**YOUR GOAL:** Reprint every line of the data, keeping each character intact.

++++ TASK DATA ++++

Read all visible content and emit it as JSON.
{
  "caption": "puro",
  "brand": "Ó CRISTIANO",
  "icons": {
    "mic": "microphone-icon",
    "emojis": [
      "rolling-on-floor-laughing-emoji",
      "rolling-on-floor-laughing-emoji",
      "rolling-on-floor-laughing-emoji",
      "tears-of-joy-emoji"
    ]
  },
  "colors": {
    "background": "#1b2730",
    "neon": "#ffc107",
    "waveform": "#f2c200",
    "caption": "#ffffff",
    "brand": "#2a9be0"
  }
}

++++

**TASK ANSWER:**
Read all visible content and emit it as JSON.
{
  "caption": "puro",
  "brand": "Ó CRISTIANO",
  "icons": {
    "mic": "microphone-icon",
    "emojis": [
      "rolling-on-floor-laughing-emoji",
      "rolling-on-floor-laughing-emoji",
      "rolling-on-floor-laughing-emoji",
      "tears-of-joy-emoji"
    ]
  },
  "colors": {
    "background": "#1b2730",
    "neon": "#ffc107",
    "waveform": "#f2c200",
    "caption": "#ffffff",
    "brand": "#2a9be0"
  }
}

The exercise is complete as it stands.